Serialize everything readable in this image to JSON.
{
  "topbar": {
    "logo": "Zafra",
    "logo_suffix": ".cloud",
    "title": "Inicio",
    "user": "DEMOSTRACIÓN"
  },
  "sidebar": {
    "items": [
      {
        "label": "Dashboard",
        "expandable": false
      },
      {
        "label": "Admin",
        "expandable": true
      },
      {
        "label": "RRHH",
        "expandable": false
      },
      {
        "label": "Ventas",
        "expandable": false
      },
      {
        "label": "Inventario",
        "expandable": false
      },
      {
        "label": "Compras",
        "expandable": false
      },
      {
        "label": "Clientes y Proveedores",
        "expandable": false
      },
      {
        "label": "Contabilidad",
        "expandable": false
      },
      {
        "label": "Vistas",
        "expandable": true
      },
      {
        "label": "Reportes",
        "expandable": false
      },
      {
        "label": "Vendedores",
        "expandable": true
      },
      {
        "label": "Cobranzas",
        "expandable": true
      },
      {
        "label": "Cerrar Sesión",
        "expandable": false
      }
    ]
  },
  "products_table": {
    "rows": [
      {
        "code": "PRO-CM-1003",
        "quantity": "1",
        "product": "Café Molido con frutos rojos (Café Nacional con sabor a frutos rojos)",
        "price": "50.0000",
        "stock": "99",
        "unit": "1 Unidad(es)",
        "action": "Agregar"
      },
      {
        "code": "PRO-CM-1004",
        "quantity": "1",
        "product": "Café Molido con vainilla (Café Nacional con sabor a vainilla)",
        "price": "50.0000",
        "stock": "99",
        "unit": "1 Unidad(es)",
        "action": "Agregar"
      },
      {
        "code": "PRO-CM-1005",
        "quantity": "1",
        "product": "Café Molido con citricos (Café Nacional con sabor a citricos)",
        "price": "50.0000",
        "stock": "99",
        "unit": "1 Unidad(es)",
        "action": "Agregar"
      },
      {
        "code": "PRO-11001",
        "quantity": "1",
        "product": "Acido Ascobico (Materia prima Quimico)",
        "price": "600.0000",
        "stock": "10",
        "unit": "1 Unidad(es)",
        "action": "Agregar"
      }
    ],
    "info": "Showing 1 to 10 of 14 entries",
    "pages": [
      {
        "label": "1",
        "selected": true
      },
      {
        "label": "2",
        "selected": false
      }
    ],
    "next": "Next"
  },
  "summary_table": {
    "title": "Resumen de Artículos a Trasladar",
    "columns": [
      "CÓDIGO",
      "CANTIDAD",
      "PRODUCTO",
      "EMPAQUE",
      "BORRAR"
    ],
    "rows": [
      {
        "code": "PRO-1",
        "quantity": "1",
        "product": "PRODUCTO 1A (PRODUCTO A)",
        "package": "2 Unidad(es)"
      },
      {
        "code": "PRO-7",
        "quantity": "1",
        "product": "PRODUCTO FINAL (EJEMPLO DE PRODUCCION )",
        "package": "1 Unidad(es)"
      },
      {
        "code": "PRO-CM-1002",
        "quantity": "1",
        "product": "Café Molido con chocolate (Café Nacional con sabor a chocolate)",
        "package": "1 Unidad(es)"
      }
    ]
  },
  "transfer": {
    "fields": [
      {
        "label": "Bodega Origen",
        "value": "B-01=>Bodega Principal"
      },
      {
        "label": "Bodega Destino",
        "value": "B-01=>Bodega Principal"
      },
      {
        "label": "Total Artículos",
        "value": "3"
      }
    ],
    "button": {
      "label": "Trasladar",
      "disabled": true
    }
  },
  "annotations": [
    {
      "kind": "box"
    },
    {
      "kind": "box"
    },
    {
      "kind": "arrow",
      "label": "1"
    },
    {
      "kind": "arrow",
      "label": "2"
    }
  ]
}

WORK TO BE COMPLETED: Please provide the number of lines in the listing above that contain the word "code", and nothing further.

SOLVED EXERCISE: 7